Literacy at Norham
Here at Norham, we believe that literacy is fundamental to our pupils’ success, enabling them to function in their everyday lives whilst giving them the lifelong skills to be able to communicate and create, to articulate their ideas and understand and interpret the ideas of others. It is also vital in enabling students to develop their future in whatever way they desire. We want our students to use literacy as a tool to help them to be successful at whatever they put their minds to.
There are four strands to literacy:
Our pupils use and develop their literacy skills in all of their lessons and examined subjects. Pupils are now assessed on the quality of their written responses in their examinations across almost all GCSE subjects.
We believe that literacy begins with reading. At the heart of our literacy strategy is ‘reading for pleasure’. We promote reading through a range of events and through Accelerated Reading lessons, which happen every week in Year 7 and 8 English lessons. Most importantly, we talk to our pupils about what they are reading and what we are reading. Having adults as literacy role models is essential to a child’s development.
Our LRC is at the heart of the school and at the heart of literacy learning in Norham. It is an outstanding resource where pupils can borrow a wide range of reading material at levels suitable to their ability and find a space to work and read.
When pupils are competent readers, they will be great writers. Writing also runs through our literacy learning. Pupils’ writing is developed in Englishh lessons through a “Big Write” lesson, where they are provided with a picture stimulus and are encouraged to write in an engaging and sustained way, producing a successful written outcome, in a variety of forms.We encourage pupils to participate in regular writing events and plan competitions to promote writing and we believe that it is every teacher’s responsibility to develop their pupils’ writing ability.

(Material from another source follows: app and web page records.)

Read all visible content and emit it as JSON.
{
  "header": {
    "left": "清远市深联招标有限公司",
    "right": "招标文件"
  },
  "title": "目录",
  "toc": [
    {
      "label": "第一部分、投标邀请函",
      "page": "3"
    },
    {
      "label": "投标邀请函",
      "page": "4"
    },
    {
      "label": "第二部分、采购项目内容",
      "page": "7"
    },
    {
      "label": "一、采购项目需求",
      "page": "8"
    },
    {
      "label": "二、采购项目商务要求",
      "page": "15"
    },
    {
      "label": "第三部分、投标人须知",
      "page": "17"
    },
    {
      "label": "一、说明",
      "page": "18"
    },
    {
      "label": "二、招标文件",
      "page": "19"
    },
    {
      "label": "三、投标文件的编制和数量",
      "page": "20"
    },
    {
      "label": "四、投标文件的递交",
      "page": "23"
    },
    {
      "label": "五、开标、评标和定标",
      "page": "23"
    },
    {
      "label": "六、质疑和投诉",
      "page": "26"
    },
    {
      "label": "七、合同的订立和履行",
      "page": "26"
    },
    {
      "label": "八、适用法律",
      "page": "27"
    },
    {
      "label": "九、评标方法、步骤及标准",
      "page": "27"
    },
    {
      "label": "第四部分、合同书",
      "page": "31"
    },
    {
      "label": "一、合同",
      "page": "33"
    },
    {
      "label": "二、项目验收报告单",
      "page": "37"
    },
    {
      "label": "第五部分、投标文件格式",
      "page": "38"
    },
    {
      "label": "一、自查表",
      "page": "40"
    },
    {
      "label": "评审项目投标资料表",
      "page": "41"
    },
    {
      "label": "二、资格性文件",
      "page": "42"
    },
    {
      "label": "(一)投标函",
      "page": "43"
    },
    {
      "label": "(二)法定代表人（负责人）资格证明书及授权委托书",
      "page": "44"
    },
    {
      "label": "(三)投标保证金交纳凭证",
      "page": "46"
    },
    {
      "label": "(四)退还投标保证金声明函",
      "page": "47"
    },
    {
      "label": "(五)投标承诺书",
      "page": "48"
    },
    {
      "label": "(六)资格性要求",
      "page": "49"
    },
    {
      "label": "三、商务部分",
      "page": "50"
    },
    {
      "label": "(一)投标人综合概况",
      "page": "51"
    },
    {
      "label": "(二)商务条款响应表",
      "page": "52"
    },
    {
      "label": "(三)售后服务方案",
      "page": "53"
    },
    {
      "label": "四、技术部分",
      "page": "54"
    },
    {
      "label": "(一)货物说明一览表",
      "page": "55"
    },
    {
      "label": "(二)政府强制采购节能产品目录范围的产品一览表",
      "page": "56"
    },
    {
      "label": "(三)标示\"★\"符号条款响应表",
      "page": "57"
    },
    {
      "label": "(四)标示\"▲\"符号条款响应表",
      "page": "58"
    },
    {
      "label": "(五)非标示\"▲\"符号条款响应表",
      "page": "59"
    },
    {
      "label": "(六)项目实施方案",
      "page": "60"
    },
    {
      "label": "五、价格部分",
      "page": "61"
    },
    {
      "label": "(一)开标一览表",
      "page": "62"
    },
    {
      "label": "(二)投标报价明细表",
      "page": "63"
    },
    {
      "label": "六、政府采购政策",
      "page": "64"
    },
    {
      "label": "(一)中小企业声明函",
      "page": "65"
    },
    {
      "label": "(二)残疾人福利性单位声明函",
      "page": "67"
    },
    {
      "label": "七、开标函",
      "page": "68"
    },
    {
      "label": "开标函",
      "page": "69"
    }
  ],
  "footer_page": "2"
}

Speaking and listening aids the development of both reading and writing and is in itself incredibly important. As such, we teach speaking and listening skills explicitly and run a range of highly successful speaking events. We work in collaboration with the oracy team at Norham to ensure a consistent approach in ensuring pupils develop these skills to the best of their ability.
Events promoting literacy at Norham
In recent years we have held a fantastic range of events to develop our pupils reading, writing, speaking and listening. These include:
Celebrations of World Book Day;
A whole school reading day;
Visiting writers and workshops;
Reading groups and More.
Further events and activities are planned to take place over the coming year at Norham and we hope to attract a range of students to participate and to organise these.
Literacy at Home
Many people assume that if their children have developed their reading ability and skills at primary school, there is little or no need to worry about their reading once they have reached secondary school. At Norham we believe we all need to be doing all we can to continue to boost literacy levels both at school and also at home.
Many pupils make good progress with reading at primary school but once they reach secondary education they don’t continue reading in the same way that they have done before. Very few children read to their parents once they are beyond the age of eleven. Unfortunately, just because a child has made good progress at primary school, it doesn’t mean that they then continue to make the same amount of progress following on into secondarty education.
It is important that pupils have a reading age that lies at a similar level with their chronological age. Without this, it is very difficult for them to achieve success at GCSE level. 68% of all pupil mistakes made in GCSE examinations are as a result of pupils misunderstanding the questions asked.
Top Tips for Boosting Literacy at Home
1. Talk drives literacy – encourage your children to talk at home and try to stretch their vocabulary. Ask them about their day at school and their learning as a starting point for dialogue.
2. Let your children see you reading – it is particularly important that boys see adult males reading as it is easy for them to assume that reading is the preserve of women and is not ‘cool’. Take an interest in what your children are reading – if they are enjoying a particular author, book or genre, then read it too and you can share the experience with them.
3. Encourage your children to read aloud – reading aloud helps cement literacy skills more than anything else.
4. Don’t assume, because your children read fluently, that they actually comprehend all they read. Ask them questions to check their understanding of more challenging vocabulary.
5. Whilst it is obviously better for children to read anything rather than nothing, it is particularly important that children read works of fiction. Fiction really extends vocabulary and comprehension – particularly for boys.
6. Continue to visit the local library and encourage your children to go with you.
7. If electronic devices are the only way your children want to read then do encourage them to use Kindle or similar e-readers, many smart phones now have free apps to download.
8. It is easy for children to become reliant on IT for writing. Sadly, this does not prepare all pupils for impending examinations where spelling, punctuation and grammar are of considerable importance. Encourage them to write, at least from time to time, by hand. Thank you letters provide a regular opportunity for most children to put pen to paper.
9. Encourage your child to participate in events like ‘World Book Day’ or encourage them to take part in the activities we promote and offer in school.
10. Make sure that your child reads during the summer holiday period. Pupils often regress in terms of their reading ability during this time, which puts them at a disadvantage in accessing the curriculum when they return to school in September.
Take a look at the short film clip Ten Minutes a Day Could Change Everything showing why everyone should take time to read together.
“The more that you read, the more things you will know. The more you learn, the more places you’ll go.” Dr. Seuss, “I Can Read With My Eyes Shut!”